One of the theories they began looking into was whether or not Michael staged the crime scene in order to walk away from his life. They further questioned the family and found out from Michael’s son-in-law, David, that the missing man had spoken about how easy it would be to disappear, a revelation that shocked police.
In October 2017, a cellphone expert was brought in and Michael’s exact route on the day he disappeared was mapped out using his cellphone pings. it was discovered he’d left the house and driven to town via the Lake Tawakoni bridge, where he stopped for about 10 to 15 minutes. Through talks with the family, it was discovered Michael had a history there, as the family had lived about five to six miles from the bridge when Michael’s sons were adopted.
At 2:30pm that day, he went to the location once more. However, that’s where the pings stop. Through the cellphone data, they were able to discover he had been travelling around 4 miles an hour, meaning he was probably on a bike, as the speed was too slow for him to have been travelling in a car and too fast for him to have walked. It was found a bike was also missing from the garage.
Michael’s family disputes the idea he biked to the bridge, given how bad his knees had become. Given he was unable to stand for more than 30 minutes at a time, they found it hard to believe he’d been able to bike the 17 miles from the house to the bridge.
The information gained from Michael’s cellphone records caused police to change their theory surrounding his disappearance. Based on the new evidence, they now believe him to have died by suicide on or near his old property. However, they have yet to disclose a motive, given the ongoing nature of the investigation.
To try and find Michael’s body, investigators organized a massive search of his old property on February 10, 2018. However, after 10 hours of searching, nothing was found.
1) Michael’s family and friends believe his disappearance to be the result of foul play. His friends at The Texas Most Wanted believe someone hid in the woods located on his property, killed him and disposed of his cellphone in the lake.
2) Police are under the assumption Michael staged his disappearance and died by suicide on March 10, 2017. They corroborate this theory with the newfound cellphone evidence and discussions with family members.
However, family and private investigators dispute this, given that the route would have taken Michael through town and over the bridge, which was crawling with construction workers. As well, given the bridge over Lake Tawakoni is only a few feet above the water, it’s believed a jump from it would not be fatal.
3) Some online and in the public believe Michael to have staged his disappearance and gone on to create a new life for himself somewhere else. However, there has been no evidence discovered to corroborate this theory.
Since his disappearance, Michael’s family has opened up about the pain and emotion they’ve felt at the loss of their loved one. They have also become divided on what happened to him. However, they all believe him to no longer be alive.
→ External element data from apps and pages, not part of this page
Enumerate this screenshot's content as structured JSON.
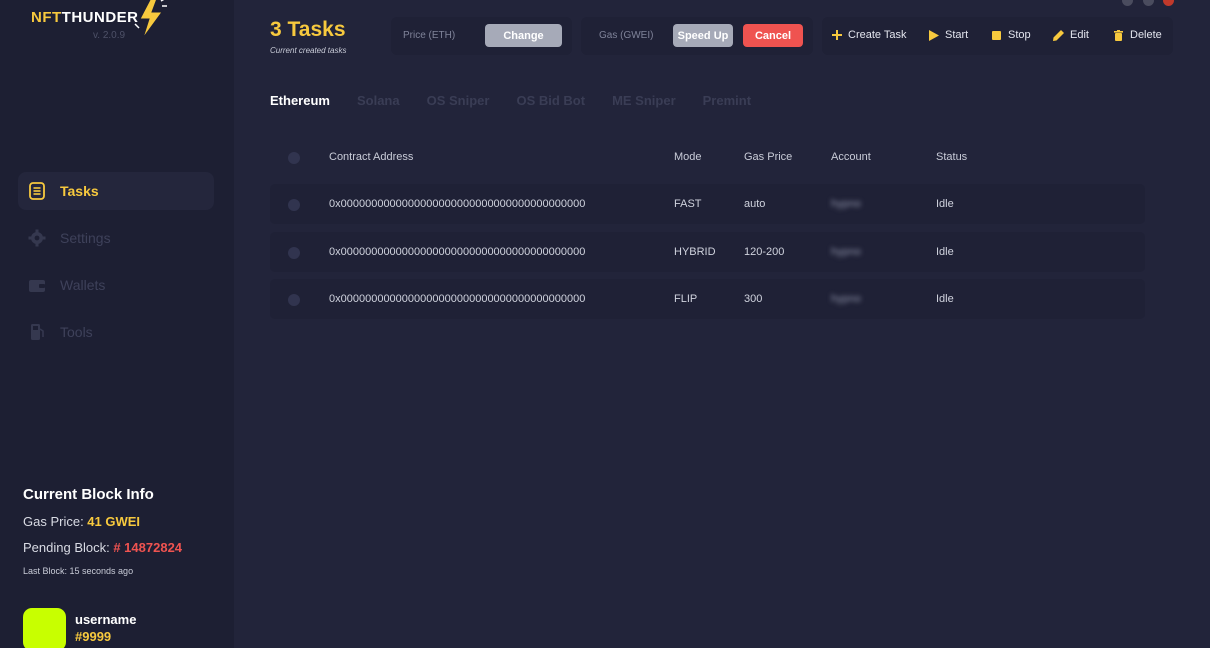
{
  "app": {
    "logo_nft": "NFT",
    "logo_thunder": "THUNDER",
    "version": "v. 2.0.9"
  },
  "sidebar": {
    "items": [
      {
        "label": "Tasks",
        "icon": "tasks-icon",
        "active": true
      },
      {
        "label": "Settings",
        "icon": "gear-icon",
        "active": false
      },
      {
        "label": "Wallets",
        "icon": "wallet-icon",
        "active": false
      },
      {
        "label": "Tools",
        "icon": "gas-pump-icon",
        "active": false
      }
    ]
  },
  "block_info": {
    "title": "Current Block Info",
    "gas_label": "Gas Price: ",
    "gas_value": "41 GWEI",
    "pending_label": "Pending Block: ",
    "pending_value": "# 14872824",
    "last_block": "Last Block: 15 seconds ago"
  },
  "user": {
    "name": "username",
    "tag": "#9999",
    "avatar_color": "#c8ff00"
  },
  "header": {
    "title": "3 Tasks",
    "subtitle": "Current created tasks",
    "price_label": "Price (ETH)",
    "change_label": "Change",
    "gas_label": "Gas (GWEI)",
    "speedup_label": "Speed Up",
    "cancel_label": "Cancel"
  },
  "toolbar": {
    "create": "Create Task",
    "start": "Start",
    "stop": "Stop",
    "edit": "Edit",
    "delete": "Delete"
  },
  "tabs": [
    "Ethereum",
    "Solana",
    "OS Sniper",
    "OS Bid Bot",
    "ME Sniper",
    "Premint"
  ],
  "table": {
    "headers": [
      "Contract Address",
      "Mode",
      "Gas Price",
      "Account",
      "Status"
    ],
    "rows": [
      {
        "address": "0x0000000000000000000000000000000000000000",
        "mode": "FAST",
        "gas": "auto",
        "account": "hypno",
        "status": "Idle"
      },
      {
        "address": "0x0000000000000000000000000000000000000000",
        "mode": "HYBRID",
        "gas": "120-200",
        "account": "hypno",
        "status": "Idle"
      },
      {
        "address": "0x0000000000000000000000000000000000000000",
        "mode": "FLIP",
        "gas": "300",
        "account": "hypno",
        "status": "Idle"
      }
    ]
  },
  "colors": {
    "accent": "#f7c93e",
    "danger": "#ef5350",
    "background": "#22243a",
    "sidebar": "#1d1f33"
  }
}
To help find answers, the family have enlisted the help of private investigators Jane Holmes and Philip Klein. Holmes, specifically, doesn’t believe Michael to have killed himself and feels Becca knows more than she’s letting on. Upon Michael’s death, she would have become the sole beneficiary of his estate and $750,000 pension. She also hasn’t spoken with the media or helped in searches for her husband.
CASE CONTACT INFORMATION:
Michael Chambers went missing from Quinlan, Texas on March 10, 2017. He is described as balding with grey hair. At the time of his disappearance, he was 70 years old, 6’3″ and approximately 225 to 250 pounds.
If you have any information regarding the case, you can contact the Hunt County Sheriff’s Office at 903-453-6800.
Image Credit: CBS News